No Free Trade Pacts Without Reform
The government of the United Arab Emirates should take immediate steps to end the abusive labor practices that have helped spark recent unrest by migrant workers in Dubai, Human Rights Watch said today.
During the past year, migrant workers have increasingly resorted to public protests and strikes in an attempt to improve working conditions. UAE government figures show that between May and December 2005, at least eight major strikes took place. The latest, in Dubai last week, quickly spread from construction workers who rioted at one skyscraper to others working on a new airport terminal.
“One of the world’s largest construction booms is feeding off of workers in Dubai, but they’re treated as less than human,” said Sarah Leah Whitson, Middle East and North Africa director at Human Rights Watch. “It’s no surprise that some workers have started rioting in protest. What’s surprising is that the government of the UAE is doing nothing to solve the problem.”
Though the skyscraper strike was settled, the UAE government has been unwilling to make a real commitment to stop systematic abuses by employers, including the extended non-payment of wages, the denial of proper medical care, and the squalid conditions in which most migrant workers live.
Migrant workers comprise nearly 90 percent of the workforce in the private sector in the UAE. They are denied basic rights such as freedom of association and the right to collective bargaining.
Human Rights Watch urged the UAE government to drastically expand its staff overseeing migrant labor treatment.
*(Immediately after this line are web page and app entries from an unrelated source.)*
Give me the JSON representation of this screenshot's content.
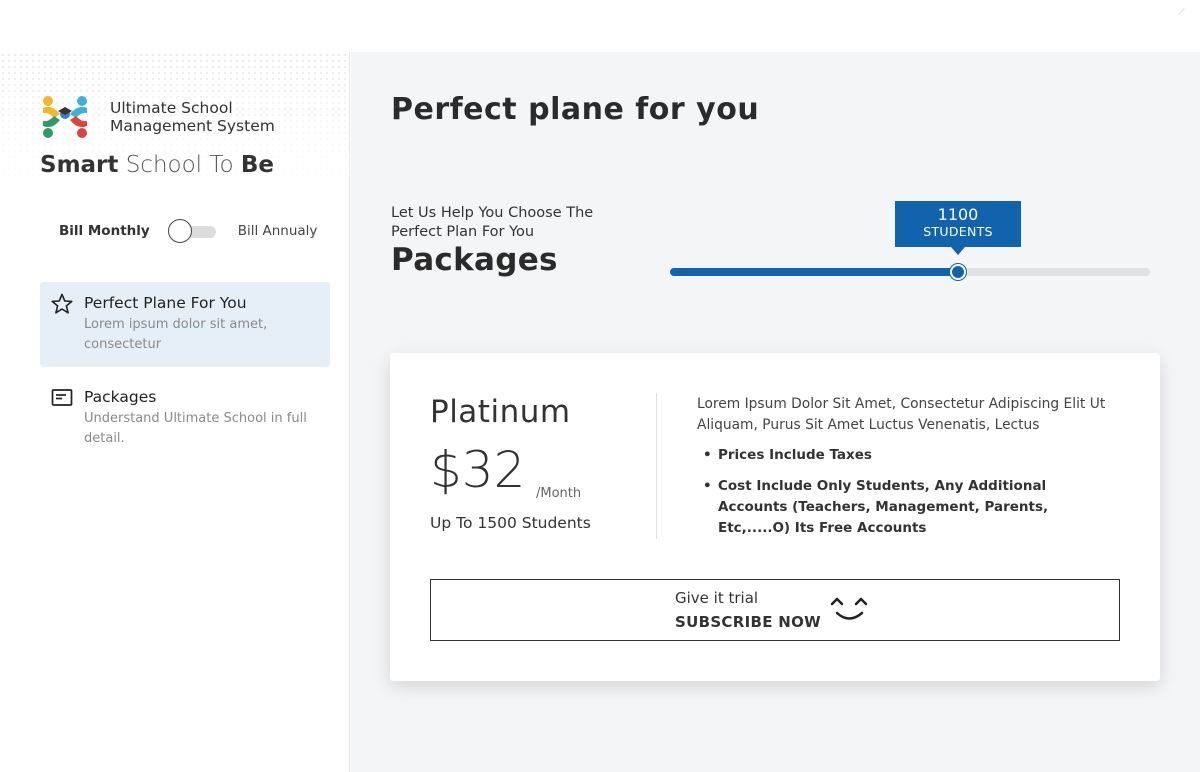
{
  "brand": {
    "line1": "Ultimate School",
    "line2": "Management System",
    "tagline_word1": "Smart",
    "tagline_word2": "School",
    "tagline_word3": "To",
    "tagline_word4": "Be",
    "logo_colors": [
      "#f2b829",
      "#3fb0d8",
      "#2f9a6c",
      "#d9453d",
      "#3b7fc4"
    ]
  },
  "billing": {
    "monthly_label": "Bill Monthly",
    "annual_label": "Bill Annualy",
    "annual_selected": false
  },
  "sidebar": {
    "items": [
      {
        "title": "Perfect Plane For You",
        "desc": "Lorem ipsum dolor sit amet, consectetur",
        "icon": "star-icon",
        "active": true
      },
      {
        "title": "Packages",
        "desc": "Understand Ultimate School in full detail.",
        "icon": "document-icon",
        "active": false
      }
    ]
  },
  "main": {
    "heading": "Perfect plane for you",
    "help_text": "Let Us Help You Choose The Perfect Plan For You",
    "packages_title": "Packages"
  },
  "slider": {
    "value": "1100",
    "unit_label": "STUDENTS",
    "fill_fraction": 0.6,
    "accent_color": "#1163ad"
  },
  "plan": {
    "name": "Platinum",
    "price": "$32",
    "period": "/Month",
    "students": "Up To 1500 Students",
    "description": "Lorem Ipsum Dolor Sit Amet, Consectetur Adipiscing Elit Ut Aliquam, Purus Sit Amet Luctus Venenatis, Lectus",
    "features": [
      "Prices Include Taxes",
      "Cost Include Only Students, Any Additional Accounts (Teachers, Management, Parents, Etc,.....O) Its Free Accounts"
    ],
    "cta_small": "Give it trial",
    "cta_big": "SUBSCRIBE NOW",
    "cta_icon": "smile-icon"
  }
}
According to government sources, the ministry of labor employs only 80 inspectors to oversee the activities of nearly 200,000 businesses that sponsor and employ migrant workers.
The UAE government should also reform its labor laws to conform to international standards set by the International Labor Organization, and become a party to the International Convention on the Protection of the Rights of All Migrant Workers and Members of Their Families, Human Rights Watch said.
The UAE is not a party to key international human rights treaties such as the International Covenant on Civil and Political Rights.
Employers routinely deny construction workers their wages. Officials with the UAE Permanent Committee for Labor and Immigration told Human Rights Watch that last year alone, nearly 20,000 workers filed complaints with the government about the non-payment of wages and labor camp conditions.
Most construction workers secure work in the UAE by taking loans from recruiting agencies in their home country. A typical construction worker uses a large portion of his wages towards repayment of such loans on a monthly basis, and without wages he falls further into debt. The result is virtual debt bondage.
Death and injury at the workplace are also on the rise. Independent research published in local media found that as many as 880 deaths occurred at construction sites in 2004. These numbers were compiled by surveying embassies of countries that have large number of workers in the UAE. Government figures contrast sharply with these findings, stating that the total number of deaths in 2004 was only 34.
“The government is turning a blind eye to a huge problem,” said Whitson. “If it doesn’t start taking drastic new steps to improve conditions, further unrest seems inevitable.”
The governments of the United States, the European Union, and Australia are currently negotiating free trade agreements with the UAE. Human Rights Watch called on these governments to require improvement of UAE’s labor practices and legal standards before signing such agreements. Human Rights Watch also urged these governments to include in any free trade agreements reached with the UAE strong, enforceable workers’ rights provisions that require parties’ labor laws to meet international standards, and the effective enforcement of those laws.
Human Rights Watch recently conducted a fact-finding mission on the conditions of migrant workers in the UAE and will be releasing its full findings in the next few months.